Critical Thinking Analysis (50 points)
Mental Disorder and Social Control
TCOs: 1: Defining deviance, types of deviance
4: Criminal behavior
7: Physical characteristics (extends to mental disorders)
Case: Obsessed With Trains
Note: Autism spectrum disorders (ASDs) are the most common neurological disorders affecting children and are one of the most common developmental disabilities in our society. ASDs change the way the brain processes information and can affect all aspects of a person's development. Asperger’s syndrome, often described as high-functioning autism, is characterized by social awkwardness and behaviors perceived as eccentric by normal standards, including obsessive interests that make people with the disorder stick out in society.
In November 2006, the New York Times reported a story with this headline: “Man Obsessed With Trains Again Runs Afoul of the Law.” Daniel McCollum, 41, who suffers from Asperger’s syndrome, had already been arrested many times over the previous 25 years for train-related offences, including impersonating transit workers, taking busses and subway trains for joy rides, tripping emergency brakes, entering subway control towers, and trying to steal a Long Island Railway locomotive.
In June 2006, Mr. McCollum was conditionally released from Sing Sing Prison, where he was serving a term for burglary and forgery, to live with his parents in Winston-Salem, NC. By November, he had grown bored with North Carolina and disappeared, violating the terms of his parole.
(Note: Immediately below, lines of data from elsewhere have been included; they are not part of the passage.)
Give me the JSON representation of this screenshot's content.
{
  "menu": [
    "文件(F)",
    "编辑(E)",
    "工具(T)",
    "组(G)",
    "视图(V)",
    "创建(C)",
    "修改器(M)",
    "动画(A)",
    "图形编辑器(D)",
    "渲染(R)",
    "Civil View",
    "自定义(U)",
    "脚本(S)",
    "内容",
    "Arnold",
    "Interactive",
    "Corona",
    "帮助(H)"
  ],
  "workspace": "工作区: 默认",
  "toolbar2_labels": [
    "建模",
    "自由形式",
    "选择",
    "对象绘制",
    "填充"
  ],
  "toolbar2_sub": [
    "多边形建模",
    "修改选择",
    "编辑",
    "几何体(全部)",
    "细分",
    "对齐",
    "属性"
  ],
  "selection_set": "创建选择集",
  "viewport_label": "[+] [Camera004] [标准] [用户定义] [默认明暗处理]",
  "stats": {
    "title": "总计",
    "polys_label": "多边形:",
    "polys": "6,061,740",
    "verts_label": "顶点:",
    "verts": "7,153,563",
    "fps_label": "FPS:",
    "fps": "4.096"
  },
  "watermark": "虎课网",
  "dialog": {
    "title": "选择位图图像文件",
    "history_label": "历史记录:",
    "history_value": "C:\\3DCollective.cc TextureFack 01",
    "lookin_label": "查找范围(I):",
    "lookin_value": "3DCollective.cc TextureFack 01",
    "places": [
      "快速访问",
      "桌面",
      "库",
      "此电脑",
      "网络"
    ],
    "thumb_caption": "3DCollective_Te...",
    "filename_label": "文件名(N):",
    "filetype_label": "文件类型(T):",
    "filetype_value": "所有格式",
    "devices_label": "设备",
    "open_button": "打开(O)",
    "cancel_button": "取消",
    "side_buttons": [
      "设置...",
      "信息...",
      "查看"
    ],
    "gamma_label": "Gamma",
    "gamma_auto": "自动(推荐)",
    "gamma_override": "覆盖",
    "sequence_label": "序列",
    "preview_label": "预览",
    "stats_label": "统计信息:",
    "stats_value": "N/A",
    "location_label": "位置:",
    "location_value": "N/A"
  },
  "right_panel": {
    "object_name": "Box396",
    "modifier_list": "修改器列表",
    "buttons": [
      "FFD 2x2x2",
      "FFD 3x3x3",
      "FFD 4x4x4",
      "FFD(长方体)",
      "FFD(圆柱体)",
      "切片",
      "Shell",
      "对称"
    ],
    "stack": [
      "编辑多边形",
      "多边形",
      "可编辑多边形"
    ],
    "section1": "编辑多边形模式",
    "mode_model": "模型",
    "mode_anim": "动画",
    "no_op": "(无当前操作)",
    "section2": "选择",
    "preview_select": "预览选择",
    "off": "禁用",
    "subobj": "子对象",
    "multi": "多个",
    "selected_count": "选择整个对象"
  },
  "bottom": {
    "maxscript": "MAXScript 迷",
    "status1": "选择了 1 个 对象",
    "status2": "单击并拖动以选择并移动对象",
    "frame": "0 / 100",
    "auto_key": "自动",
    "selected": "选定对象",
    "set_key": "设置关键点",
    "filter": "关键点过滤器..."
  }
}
Authorities believed it was likely that he would return to New York City, and the transit police were told to be on the lookout for an imposter posing as a transit worker.
In August 2006, in response to a plea from police asking companies to be watchful for purchases that might be used in terrorist activities, a public safety equipment company contacted the New York police to advise them that a man was trying to buy a transit-style badge. The individual was identified as Mr. McCollum, whose purchase attempt violated another condition of his parole. Three months later, the police were able to reach him on his cell phone, convinced him to turn himself in, and arrested him.
His latest offense is for criminal impersonation; when police arrested him, he was in possession of an official-looking transit authority ID badge, construction hat, and train conductor manuals, which violated the terms of his parole for earlier offences. When he appeared in court after his arrest, Mr. McCollum admitted that he found trains irresistible, and even though he knew that the terms of his parole prohibited him from any involvement with transit trains in New York, he still had an overwhelming desire to be in a train yard or train. Advocates for Mr. McCollum argue that the legal system failed him because he is different in a way that is typically reflected in obsessive behavior.
Assignment: Analyze this case using course concepts. Write an essay that contains answers to these three questions: how deviance occurred, what kind(s) of deviance occurred, and at least one theoretical perspective on social control that you think has good explanatory power with respect to this case.
- If you use the text or external resources remember to use APA citations in the body of your essay and in the corresponding references section at the end of the essay. Reminder: You cannot use Wikipedia or the websites of other universities.
- Create a Microsoft Word document, using double-spacing, paragraphs, and subheadings for each component.
- There is no set length for your essay, although 750 words or more will probably be needed to provide sound analysis.
- Carefully edit your essay for grammar and spelling errors and for presentation style.
This assignment is due by 1 minute before midnight on the last Sunday of Week 7. Please submit it through the Week 7 Dropbox. Note: No late submissions are permitted for Week 7 assignments unless you meet DeVry’s policy for emergency conditions.
Quality of analysis (use of course concepts and reasoning) 40 points
Quality of editing (APA citations, free from spelling and grammar errors) 6 points
Quality of presentation (subheadings and paragraphing) 4 points
Total points available 50 points